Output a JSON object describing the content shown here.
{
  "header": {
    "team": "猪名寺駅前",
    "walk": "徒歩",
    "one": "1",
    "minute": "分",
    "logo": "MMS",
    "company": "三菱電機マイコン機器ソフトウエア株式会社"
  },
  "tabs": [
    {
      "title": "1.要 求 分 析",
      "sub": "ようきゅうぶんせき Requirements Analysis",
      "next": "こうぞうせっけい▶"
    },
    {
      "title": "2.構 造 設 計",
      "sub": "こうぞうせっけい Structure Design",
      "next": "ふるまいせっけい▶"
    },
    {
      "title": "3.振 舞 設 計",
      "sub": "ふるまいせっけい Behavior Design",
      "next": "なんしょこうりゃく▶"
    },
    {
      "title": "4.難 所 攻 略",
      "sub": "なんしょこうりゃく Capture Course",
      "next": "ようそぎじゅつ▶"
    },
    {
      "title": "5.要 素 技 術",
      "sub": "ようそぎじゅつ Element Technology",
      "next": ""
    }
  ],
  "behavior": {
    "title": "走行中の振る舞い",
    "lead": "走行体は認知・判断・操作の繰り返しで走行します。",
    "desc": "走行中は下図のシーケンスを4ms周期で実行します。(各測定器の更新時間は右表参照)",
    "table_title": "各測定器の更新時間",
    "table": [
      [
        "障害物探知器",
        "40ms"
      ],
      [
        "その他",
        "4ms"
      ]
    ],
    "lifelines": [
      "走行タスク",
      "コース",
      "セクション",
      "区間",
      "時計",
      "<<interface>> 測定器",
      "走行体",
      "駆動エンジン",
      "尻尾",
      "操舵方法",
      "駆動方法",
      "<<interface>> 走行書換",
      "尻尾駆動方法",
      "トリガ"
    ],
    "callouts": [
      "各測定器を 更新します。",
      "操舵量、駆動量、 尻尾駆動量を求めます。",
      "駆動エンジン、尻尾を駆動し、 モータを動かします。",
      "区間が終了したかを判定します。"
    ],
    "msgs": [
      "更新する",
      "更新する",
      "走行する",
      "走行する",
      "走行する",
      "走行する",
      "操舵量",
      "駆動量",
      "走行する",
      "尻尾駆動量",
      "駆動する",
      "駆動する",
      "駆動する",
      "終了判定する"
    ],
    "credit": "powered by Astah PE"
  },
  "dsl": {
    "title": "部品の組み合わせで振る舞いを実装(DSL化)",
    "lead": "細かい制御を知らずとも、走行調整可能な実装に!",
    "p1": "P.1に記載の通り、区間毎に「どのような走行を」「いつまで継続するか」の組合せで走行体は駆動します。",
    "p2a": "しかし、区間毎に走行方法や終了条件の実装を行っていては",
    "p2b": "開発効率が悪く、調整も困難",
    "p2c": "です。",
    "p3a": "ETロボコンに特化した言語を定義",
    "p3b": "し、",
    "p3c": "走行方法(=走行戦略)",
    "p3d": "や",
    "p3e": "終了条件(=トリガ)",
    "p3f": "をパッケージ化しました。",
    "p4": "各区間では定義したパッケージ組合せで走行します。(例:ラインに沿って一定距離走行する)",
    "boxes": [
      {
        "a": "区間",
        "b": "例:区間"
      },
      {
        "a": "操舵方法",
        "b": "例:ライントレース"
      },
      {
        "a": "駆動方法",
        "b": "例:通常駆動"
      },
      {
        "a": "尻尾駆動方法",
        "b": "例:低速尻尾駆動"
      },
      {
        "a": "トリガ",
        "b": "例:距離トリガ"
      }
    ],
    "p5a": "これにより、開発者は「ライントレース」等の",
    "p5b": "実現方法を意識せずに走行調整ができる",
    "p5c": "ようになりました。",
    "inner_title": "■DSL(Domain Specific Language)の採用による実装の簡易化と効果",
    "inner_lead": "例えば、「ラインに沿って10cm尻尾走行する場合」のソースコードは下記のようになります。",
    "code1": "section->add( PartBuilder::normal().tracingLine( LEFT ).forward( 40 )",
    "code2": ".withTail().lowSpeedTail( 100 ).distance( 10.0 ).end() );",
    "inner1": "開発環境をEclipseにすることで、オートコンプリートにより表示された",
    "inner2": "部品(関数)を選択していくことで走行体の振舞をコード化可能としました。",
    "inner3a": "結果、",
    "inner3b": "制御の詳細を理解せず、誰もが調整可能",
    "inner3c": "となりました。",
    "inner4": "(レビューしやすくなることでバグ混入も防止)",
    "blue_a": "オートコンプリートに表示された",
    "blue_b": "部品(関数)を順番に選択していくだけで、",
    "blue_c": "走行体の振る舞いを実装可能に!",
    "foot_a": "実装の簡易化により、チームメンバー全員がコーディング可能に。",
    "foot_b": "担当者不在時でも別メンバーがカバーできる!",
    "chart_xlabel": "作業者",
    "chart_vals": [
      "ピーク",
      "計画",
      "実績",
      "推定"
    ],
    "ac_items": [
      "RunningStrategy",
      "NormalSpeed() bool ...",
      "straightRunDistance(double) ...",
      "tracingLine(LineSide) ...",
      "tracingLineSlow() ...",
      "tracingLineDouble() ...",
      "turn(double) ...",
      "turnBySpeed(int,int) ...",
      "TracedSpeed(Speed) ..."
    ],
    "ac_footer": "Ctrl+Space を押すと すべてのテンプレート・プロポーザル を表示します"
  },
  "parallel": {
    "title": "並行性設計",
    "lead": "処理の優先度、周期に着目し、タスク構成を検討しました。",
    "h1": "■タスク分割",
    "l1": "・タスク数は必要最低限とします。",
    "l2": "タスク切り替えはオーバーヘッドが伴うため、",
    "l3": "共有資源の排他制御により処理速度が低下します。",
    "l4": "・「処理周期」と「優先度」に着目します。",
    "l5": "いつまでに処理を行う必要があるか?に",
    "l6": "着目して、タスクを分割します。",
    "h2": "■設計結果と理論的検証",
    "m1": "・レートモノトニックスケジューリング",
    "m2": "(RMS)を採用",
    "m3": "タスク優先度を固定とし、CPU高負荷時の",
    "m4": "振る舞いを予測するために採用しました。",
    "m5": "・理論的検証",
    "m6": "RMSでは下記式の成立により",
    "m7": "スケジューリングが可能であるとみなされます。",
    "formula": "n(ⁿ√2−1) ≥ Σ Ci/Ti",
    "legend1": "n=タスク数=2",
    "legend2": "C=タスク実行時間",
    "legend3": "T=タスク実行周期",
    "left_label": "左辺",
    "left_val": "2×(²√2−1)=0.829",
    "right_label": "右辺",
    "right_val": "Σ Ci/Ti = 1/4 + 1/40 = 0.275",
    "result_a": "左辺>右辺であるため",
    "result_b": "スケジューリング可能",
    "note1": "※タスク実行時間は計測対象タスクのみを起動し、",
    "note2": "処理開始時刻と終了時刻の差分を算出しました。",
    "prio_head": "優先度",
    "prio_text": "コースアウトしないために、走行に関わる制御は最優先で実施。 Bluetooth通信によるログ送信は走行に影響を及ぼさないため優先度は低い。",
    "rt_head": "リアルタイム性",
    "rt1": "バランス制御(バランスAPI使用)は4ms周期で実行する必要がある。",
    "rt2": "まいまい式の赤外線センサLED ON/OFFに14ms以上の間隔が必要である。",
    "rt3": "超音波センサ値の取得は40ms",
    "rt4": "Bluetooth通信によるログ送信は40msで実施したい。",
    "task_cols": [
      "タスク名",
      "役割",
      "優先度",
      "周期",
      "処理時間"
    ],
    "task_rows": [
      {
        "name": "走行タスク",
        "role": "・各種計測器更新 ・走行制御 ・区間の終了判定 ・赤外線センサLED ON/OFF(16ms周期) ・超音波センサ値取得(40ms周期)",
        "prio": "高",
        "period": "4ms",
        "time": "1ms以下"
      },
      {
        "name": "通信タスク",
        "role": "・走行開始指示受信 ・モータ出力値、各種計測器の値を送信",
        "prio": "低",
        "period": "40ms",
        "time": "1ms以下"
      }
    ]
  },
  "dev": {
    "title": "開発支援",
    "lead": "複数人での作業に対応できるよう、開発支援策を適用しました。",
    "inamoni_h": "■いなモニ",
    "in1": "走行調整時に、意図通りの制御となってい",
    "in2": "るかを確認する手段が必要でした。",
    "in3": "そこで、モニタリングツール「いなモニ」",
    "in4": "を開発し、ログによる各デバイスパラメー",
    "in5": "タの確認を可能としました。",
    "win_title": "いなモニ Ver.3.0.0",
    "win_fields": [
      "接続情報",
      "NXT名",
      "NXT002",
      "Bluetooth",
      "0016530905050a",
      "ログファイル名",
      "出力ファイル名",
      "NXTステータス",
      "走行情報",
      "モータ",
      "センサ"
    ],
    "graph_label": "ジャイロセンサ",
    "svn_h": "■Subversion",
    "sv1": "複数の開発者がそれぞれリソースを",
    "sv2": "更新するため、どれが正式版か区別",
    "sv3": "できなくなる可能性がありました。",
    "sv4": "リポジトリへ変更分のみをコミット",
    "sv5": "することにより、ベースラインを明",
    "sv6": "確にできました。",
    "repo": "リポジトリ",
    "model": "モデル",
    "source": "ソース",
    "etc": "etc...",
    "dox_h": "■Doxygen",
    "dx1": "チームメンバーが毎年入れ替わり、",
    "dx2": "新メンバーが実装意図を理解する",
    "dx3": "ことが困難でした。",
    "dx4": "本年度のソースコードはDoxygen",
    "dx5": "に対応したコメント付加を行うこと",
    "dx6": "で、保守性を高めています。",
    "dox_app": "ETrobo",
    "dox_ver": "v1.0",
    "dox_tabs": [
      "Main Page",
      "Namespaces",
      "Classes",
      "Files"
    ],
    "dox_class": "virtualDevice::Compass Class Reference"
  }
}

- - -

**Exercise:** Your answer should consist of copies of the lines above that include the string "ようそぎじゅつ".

**Solution:**
      "next": "ようそぎじゅつ▶"
      "sub": "ようそぎじゅつ Element Technology",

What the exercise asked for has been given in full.